(Data records for software interfaces)
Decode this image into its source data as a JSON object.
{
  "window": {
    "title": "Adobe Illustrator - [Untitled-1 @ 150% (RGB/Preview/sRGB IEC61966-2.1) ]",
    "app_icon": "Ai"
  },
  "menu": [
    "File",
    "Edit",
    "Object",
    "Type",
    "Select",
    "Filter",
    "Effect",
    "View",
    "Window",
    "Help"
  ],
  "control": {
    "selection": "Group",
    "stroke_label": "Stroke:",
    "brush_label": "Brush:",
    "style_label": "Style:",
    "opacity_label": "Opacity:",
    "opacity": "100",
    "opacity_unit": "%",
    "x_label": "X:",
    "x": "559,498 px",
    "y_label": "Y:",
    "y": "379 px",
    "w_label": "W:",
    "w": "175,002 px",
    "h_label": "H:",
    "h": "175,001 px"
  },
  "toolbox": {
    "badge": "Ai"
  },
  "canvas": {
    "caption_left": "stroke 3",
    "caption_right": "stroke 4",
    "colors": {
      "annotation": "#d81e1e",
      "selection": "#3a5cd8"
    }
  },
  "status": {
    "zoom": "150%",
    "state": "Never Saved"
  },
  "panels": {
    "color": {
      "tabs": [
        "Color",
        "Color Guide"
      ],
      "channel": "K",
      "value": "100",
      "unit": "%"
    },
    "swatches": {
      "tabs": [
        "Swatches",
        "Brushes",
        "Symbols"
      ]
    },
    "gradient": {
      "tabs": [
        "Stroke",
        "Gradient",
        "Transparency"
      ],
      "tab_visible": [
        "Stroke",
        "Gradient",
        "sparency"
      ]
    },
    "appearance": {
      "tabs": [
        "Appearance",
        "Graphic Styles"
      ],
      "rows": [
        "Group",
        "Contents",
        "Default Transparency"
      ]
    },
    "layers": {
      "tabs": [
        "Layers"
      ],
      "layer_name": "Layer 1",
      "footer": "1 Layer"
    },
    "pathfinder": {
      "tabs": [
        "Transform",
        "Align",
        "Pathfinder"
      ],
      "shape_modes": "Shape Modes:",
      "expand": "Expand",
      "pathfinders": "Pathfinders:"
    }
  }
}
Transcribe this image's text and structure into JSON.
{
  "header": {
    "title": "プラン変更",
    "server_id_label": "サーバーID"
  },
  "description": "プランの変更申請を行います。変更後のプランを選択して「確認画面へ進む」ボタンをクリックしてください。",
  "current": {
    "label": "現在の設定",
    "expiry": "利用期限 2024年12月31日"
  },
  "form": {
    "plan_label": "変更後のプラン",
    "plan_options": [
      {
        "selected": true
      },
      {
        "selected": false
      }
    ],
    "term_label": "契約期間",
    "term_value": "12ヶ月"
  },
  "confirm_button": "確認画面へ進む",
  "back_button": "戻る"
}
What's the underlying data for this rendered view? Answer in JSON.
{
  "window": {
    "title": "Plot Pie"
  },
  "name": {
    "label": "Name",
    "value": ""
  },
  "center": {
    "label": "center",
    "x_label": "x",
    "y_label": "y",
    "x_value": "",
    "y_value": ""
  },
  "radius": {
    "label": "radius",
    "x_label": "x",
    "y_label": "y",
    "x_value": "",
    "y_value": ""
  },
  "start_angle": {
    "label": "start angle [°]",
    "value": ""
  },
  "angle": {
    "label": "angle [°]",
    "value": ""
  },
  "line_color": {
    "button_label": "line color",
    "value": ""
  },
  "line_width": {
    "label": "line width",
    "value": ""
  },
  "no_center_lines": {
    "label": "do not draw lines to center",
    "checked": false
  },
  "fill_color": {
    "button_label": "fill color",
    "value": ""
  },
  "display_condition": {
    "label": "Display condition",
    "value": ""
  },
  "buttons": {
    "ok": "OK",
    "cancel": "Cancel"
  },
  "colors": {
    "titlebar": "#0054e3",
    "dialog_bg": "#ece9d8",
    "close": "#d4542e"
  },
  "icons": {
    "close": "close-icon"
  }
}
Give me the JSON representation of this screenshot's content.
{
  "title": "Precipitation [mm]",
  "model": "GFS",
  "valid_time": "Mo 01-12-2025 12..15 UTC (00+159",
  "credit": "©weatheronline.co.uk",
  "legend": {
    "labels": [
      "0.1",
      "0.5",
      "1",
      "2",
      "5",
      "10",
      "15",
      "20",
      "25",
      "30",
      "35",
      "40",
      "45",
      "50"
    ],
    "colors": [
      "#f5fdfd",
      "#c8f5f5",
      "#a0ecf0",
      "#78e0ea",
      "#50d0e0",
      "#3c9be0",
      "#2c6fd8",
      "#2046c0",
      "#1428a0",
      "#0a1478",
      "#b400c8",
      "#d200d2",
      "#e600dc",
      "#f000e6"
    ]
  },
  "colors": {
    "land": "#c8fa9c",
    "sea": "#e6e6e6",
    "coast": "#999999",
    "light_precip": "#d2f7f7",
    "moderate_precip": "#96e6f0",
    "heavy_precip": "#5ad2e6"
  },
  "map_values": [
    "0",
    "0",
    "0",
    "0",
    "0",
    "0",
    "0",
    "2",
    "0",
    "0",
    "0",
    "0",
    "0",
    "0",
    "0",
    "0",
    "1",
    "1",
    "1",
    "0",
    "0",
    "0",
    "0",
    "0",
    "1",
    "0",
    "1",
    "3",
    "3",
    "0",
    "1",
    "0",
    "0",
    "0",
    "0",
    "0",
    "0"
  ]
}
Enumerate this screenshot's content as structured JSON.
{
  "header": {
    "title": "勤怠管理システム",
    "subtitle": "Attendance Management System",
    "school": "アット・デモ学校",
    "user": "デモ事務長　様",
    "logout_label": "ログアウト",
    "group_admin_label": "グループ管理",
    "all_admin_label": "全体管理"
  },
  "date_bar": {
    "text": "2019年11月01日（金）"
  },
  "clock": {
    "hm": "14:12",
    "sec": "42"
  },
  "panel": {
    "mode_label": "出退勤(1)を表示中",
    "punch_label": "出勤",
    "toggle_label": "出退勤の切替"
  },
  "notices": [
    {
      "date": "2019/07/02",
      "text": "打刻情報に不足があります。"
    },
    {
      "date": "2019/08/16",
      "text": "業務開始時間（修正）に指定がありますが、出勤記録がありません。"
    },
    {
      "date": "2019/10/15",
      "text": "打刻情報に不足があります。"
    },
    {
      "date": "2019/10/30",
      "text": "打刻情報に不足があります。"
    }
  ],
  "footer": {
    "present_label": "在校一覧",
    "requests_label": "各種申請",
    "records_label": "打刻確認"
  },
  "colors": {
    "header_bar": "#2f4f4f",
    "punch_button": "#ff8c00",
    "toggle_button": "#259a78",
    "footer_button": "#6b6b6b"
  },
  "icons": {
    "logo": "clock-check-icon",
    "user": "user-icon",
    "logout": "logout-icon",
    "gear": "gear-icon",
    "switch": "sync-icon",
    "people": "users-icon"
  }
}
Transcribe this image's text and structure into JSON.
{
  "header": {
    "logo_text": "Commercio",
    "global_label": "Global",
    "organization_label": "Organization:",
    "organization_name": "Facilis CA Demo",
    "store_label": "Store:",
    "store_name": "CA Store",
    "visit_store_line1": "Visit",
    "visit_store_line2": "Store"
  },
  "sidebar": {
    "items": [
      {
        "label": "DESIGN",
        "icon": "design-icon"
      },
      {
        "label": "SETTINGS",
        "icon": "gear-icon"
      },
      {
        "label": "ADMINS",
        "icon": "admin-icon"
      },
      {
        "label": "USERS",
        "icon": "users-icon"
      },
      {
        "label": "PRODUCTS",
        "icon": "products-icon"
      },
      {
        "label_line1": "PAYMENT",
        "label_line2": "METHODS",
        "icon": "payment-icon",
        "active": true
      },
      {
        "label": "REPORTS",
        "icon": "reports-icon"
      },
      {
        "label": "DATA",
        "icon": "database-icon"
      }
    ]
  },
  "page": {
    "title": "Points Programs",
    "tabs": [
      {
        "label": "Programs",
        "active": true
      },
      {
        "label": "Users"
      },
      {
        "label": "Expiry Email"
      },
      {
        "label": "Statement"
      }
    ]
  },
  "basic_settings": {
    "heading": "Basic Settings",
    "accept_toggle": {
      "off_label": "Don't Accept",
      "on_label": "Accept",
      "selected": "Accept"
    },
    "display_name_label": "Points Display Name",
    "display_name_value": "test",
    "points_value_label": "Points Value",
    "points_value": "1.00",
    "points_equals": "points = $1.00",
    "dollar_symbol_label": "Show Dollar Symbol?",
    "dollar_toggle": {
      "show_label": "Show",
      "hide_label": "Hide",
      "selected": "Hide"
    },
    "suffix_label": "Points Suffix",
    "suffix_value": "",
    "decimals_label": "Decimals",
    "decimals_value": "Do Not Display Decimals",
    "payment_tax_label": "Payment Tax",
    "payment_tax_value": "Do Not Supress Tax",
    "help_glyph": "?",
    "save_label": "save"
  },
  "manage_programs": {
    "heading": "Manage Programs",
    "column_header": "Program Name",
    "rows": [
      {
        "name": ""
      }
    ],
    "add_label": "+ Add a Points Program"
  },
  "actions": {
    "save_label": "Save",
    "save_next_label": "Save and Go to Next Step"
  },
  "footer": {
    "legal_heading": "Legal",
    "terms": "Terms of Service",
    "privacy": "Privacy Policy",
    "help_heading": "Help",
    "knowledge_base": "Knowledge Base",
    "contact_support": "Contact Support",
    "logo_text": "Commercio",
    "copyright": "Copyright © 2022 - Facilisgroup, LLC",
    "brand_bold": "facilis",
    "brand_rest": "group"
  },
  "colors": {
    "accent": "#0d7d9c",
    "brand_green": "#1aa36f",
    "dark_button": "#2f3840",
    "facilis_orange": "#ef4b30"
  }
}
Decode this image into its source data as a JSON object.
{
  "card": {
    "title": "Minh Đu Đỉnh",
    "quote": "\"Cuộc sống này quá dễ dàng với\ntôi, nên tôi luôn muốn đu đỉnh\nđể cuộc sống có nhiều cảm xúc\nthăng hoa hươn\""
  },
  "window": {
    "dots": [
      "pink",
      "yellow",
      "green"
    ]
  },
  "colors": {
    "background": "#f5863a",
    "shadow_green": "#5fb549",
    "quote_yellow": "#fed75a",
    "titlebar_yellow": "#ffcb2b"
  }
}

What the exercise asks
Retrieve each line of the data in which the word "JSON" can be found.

Exercise output
Decode this image into its source data as a JSON object.
Transcribe this image's text and structure into JSON.
What's the underlying data for this rendered view? Answer in JSON.
Give me the JSON representation of this screenshot's content.
Enumerate this screenshot's content as structured JSON.
Transcribe this image's text and structure into JSON.
Decode this image into its source data as a JSON object.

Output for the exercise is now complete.